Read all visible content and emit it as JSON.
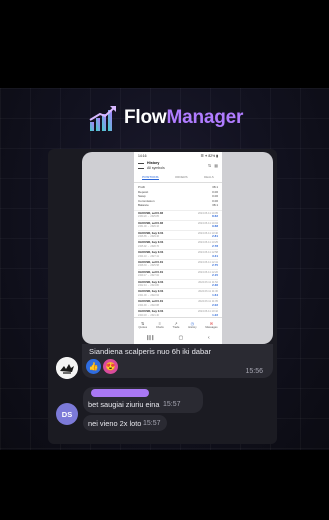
{
  "brand": {
    "flow": "Flow",
    "manager": "Manager",
    "accent": "#b07cff"
  },
  "phone": {
    "status_time": "14:16",
    "status_right": "☰ ✶ 82% ▮",
    "title": "History",
    "subtitle": "All symbols",
    "tabs": [
      "POSITIONS",
      "ORDERS",
      "DEALS"
    ],
    "summary": [
      {
        "label": "Profit",
        "value": "38.1"
      },
      {
        "label": "Deposit",
        "value": "0.00"
      },
      {
        "label": "Swap",
        "value": "0.00"
      },
      {
        "label": "Commission",
        "value": "0.00"
      },
      {
        "label": "Balance",
        "value": "38.1"
      }
    ],
    "trades": [
      {
        "symbol": "XAUUSD, sell 0.02",
        "price": "2330.20 → 2325.85",
        "time": "2024.06.11 14:05",
        "profit": "8.62"
      },
      {
        "symbol": "XAUUSD, sell 0.02",
        "price": "2331.00 → 2326.16",
        "time": "2024.06.11 14:04",
        "profit": "9.68"
      },
      {
        "symbol": "XAUUSD, buy 0.01",
        "price": "2326.65 → 2329.46",
        "time": "2024.06.11 13:40",
        "profit": "2.81"
      },
      {
        "symbol": "XAUUSD, buy 0.01",
        "price": "2325.92 → 2328.70",
        "time": "2024.06.11 13:25",
        "profit": "2.78"
      },
      {
        "symbol": "XAUUSD, buy 0.01",
        "price": "2324.10 → 2327.41",
        "time": "2024.06.11 12:58",
        "profit": "3.31"
      },
      {
        "symbol": "XAUUSD, sell 0.01",
        "price": "2328.33 → 2325.58",
        "time": "2024.06.11 12:41",
        "profit": "2.75"
      },
      {
        "symbol": "XAUUSD, sell 0.01",
        "price": "2329.17 → 2327.02",
        "time": "2024.06.11 12:20",
        "profit": "2.15"
      },
      {
        "symbol": "XAUUSD, buy 0.01",
        "price": "2322.44 → 2324.80",
        "time": "2024.06.11 11:52",
        "profit": "2.36"
      },
      {
        "symbol": "XAUUSD, buy 0.01",
        "price": "2321.00 → 2322.64",
        "time": "2024.06.11 11:30",
        "profit": "1.64"
      },
      {
        "symbol": "XAUUSD, sell 0.01",
        "price": "2324.90 → 2322.88",
        "time": "2024.06.11 11:05",
        "profit": "2.02"
      },
      {
        "symbol": "XAUUSD, buy 0.01",
        "price": "2320.18 → 2321.40",
        "time": "2024.06.11 10:42",
        "profit": "1.22"
      },
      {
        "symbol": "XAUUSD, sell 0.01",
        "price": "2323.60 → 2322.84",
        "time": "2024.06.11 10:10",
        "profit": "0.76"
      }
    ],
    "nav": [
      {
        "label": "Quotes",
        "icon": "⇅"
      },
      {
        "label": "Charts",
        "icon": "≡"
      },
      {
        "label": "Trade",
        "icon": "↗"
      },
      {
        "label": "History",
        "icon": "◷"
      },
      {
        "label": "Messages",
        "icon": "✉"
      }
    ],
    "sys_nav": [
      "∥∥∥",
      "▢",
      "‹"
    ]
  },
  "messages": [
    {
      "text": "Siandiena scalperis nuo 6h iki dabar",
      "time": "15:56",
      "reactions": [
        "👍",
        "😍"
      ]
    },
    {
      "text": "bet saugiai ziuriu eina",
      "time": "15:57"
    },
    {
      "text": "nei vieno 2x loto",
      "time": "15:57"
    }
  ],
  "avatar_initials": "DS"
}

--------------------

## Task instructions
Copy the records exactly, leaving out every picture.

## The completed task
Read all visible content and emit it as JSON.
{
  "brand": {
    "flow": "Flow",
    "manager": "Manager",
    "accent": "#b07cff"
  },
  "phone": {
    "status_time": "14:16",
    "status_right": "☰ ✶ 82% ▮",
    "title": "History",
    "subtitle": "All symbols",
    "tabs": [
      "POSITIONS",
      "ORDERS",
      "DEALS"
    ],
    "summary": [
      {
        "label": "Profit",
        "value": "38.1"
      },
      {
        "label": "Deposit",
        "value": "0.00"
      },
      {
        "label": "Swap",
        "value": "0.00"
      },
      {
        "label": "Commission",
        "value": "0.00"
      },
      {
        "label": "Balance",
        "value": "38.1"
      }
    ],
    "trades": [
      {
        "symbol": "XAUUSD, sell 0.02",
        "price": "2330.20 → 2325.85",
        "time": "2024.06.11 14:05",
        "profit": "8.62"
      },
      {
        "symbol": "XAUUSD, sell 0.02",
        "price": "2331.00 → 2326.16",
        "time": "2024.06.11 14:04",
        "profit": "9.68"
      },
      {
        "symbol": "XAUUSD, buy 0.01",
        "price": "2326.65 → 2329.46",
        "time": "2024.06.11 13:40",
        "profit": "2.81"
      },
      {
        "symbol": "XAUUSD, buy 0.01",
        "price": "2325.92 → 2328.70",
        "time": "2024.06.11 13:25",
        "profit": "2.78"
      },
      {
        "symbol": "XAUUSD, buy 0.01",
        "price": "2324.10 → 2327.41",
        "time": "2024.06.11 12:58",
        "profit": "3.31"
      },
      {
        "symbol": "XAUUSD, sell 0.01",
        "price": "2328.33 → 2325.58",
        "time": "2024.06.11 12:41",
        "profit": "2.75"
      },
      {
        "symbol": "XAUUSD, sell 0.01",
        "price": "2329.17 → 2327.02",
        "time": "2024.06.11 12:20",
        "profit": "2.15"
      },
      {
        "symbol": "XAUUSD, buy 0.01",
        "price": "2322.44 → 2324.80",
        "time": "2024.06.11 11:52",
        "profit": "2.36"
      },
      {
        "symbol": "XAUUSD, buy 0.01",
        "price": "2321.00 → 2322.64",
        "time": "2024.06.11 11:30",
        "profit": "1.64"
      },
      {
        "symbol": "XAUUSD, sell 0.01",
        "price": "2324.90 → 2322.88",
        "time": "2024.06.11 11:05",
        "profit": "2.02"
      },
      {
        "symbol": "XAUUSD, buy 0.01",
        "price": "2320.18 → 2321.40",
        "time": "2024.06.11 10:42",
        "profit": "1.22"
      },
      {
        "symbol": "XAUUSD, sell 0.01",
        "price": "2323.60 → 2322.84",
        "time": "2024.06.11 10:10",
        "profit": "0.76"
      }
    ],
    "nav": [
      {
        "label": "Quotes",
        "icon": "⇅"
      },
      {
        "label": "Charts",
        "icon": "≡"
      },
      {
        "label": "Trade",
        "icon": "↗"
      },
      {
        "label": "History",
        "icon": "◷"
      },
      {
        "label": "Messages",
        "icon": "✉"
      }
    ],
    "sys_nav": [
      "∥∥∥",
      "▢",
      "‹"
    ]
  },
  "messages": [
    {
      "text": "Siandiena scalperis nuo 6h iki dabar",
      "time": "15:56",
      "reactions": [
        "👍",
        "😍"
      ]
    },
    {
      "text": "bet saugiai ziuriu eina",
      "time": "15:57"
    },
    {
      "text": "nei vieno 2x loto",
      "time": "15:57"
    }
  ],
  "avatar_initials": "DS"
}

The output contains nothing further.